• _Input for this task_
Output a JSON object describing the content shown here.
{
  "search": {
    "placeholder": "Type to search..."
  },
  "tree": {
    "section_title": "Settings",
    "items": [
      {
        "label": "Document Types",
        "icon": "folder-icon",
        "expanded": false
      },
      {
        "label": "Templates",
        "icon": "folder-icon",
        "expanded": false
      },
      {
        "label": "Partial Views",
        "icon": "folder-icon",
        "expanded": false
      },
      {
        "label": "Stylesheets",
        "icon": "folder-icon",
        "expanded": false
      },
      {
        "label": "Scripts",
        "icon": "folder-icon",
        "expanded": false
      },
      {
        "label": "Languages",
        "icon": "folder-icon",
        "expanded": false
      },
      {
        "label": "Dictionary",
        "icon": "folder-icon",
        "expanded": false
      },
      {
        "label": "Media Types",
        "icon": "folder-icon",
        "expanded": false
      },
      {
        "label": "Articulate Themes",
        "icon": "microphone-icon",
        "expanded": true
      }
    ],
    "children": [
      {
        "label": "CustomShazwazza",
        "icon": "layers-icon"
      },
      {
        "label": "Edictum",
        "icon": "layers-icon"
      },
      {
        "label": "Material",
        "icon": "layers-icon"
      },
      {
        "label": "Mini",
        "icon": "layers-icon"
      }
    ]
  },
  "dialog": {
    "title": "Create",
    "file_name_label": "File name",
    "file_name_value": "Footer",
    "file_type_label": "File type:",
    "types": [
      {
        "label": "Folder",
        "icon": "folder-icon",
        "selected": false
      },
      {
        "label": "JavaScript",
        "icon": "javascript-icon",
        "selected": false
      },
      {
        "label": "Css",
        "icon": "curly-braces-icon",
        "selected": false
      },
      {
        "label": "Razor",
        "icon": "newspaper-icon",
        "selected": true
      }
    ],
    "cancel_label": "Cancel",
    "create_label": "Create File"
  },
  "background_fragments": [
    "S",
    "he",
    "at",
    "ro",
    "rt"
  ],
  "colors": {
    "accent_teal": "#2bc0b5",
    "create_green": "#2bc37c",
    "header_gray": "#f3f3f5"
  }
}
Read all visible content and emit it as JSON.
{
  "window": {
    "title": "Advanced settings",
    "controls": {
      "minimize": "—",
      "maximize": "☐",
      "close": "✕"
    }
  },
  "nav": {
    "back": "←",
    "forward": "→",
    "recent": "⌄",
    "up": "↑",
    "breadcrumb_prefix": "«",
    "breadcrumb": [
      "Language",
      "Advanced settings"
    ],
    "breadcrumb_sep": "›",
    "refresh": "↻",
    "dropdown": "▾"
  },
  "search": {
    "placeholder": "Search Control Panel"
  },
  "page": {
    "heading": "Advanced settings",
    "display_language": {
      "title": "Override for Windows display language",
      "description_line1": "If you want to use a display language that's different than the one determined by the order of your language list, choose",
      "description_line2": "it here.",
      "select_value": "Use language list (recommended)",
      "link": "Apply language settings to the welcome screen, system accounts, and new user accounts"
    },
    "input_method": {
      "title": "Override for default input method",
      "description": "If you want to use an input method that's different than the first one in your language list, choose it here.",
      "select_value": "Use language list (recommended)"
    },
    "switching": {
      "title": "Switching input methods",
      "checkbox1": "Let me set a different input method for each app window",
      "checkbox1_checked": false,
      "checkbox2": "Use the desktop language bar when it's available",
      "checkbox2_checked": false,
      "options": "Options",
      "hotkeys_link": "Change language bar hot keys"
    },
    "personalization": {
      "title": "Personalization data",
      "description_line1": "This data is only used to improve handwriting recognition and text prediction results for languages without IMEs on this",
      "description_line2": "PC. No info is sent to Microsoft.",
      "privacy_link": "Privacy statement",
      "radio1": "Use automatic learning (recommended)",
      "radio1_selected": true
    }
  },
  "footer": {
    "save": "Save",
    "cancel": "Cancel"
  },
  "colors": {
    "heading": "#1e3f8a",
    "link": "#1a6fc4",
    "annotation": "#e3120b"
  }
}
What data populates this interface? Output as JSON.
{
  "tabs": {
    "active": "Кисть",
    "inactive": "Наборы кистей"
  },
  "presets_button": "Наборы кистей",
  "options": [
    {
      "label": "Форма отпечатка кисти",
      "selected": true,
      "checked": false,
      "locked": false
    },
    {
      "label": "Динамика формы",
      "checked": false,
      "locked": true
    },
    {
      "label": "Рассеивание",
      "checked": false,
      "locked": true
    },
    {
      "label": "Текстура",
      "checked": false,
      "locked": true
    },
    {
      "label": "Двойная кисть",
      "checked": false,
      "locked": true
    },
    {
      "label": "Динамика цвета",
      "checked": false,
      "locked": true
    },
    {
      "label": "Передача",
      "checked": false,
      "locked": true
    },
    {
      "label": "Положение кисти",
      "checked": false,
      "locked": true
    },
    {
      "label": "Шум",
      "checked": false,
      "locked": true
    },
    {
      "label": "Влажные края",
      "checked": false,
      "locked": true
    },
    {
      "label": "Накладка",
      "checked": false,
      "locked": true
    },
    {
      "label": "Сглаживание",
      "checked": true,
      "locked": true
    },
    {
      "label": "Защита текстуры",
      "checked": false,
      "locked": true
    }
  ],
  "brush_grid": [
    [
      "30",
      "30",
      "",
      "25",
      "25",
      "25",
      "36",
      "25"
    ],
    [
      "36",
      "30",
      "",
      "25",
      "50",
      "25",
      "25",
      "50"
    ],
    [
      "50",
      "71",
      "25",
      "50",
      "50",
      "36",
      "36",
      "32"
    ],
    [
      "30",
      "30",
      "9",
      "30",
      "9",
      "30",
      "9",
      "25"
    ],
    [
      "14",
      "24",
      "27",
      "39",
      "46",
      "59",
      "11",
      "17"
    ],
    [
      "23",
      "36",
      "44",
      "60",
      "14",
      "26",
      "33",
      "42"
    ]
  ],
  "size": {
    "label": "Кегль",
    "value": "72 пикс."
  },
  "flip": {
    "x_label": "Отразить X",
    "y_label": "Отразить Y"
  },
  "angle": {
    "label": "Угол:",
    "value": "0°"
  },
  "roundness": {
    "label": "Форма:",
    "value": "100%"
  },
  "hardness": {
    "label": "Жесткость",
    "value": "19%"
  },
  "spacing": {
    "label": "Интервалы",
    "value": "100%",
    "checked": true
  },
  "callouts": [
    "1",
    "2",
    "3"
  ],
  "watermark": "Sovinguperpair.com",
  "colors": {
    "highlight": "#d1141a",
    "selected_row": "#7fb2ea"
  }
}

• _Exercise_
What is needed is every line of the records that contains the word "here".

• _Response area_
Output a JSON object describing the content shown here.
      "description_line2": "it here.",
      "description": "If you want to use an input method that's different than the first one in your language list, choose it here.",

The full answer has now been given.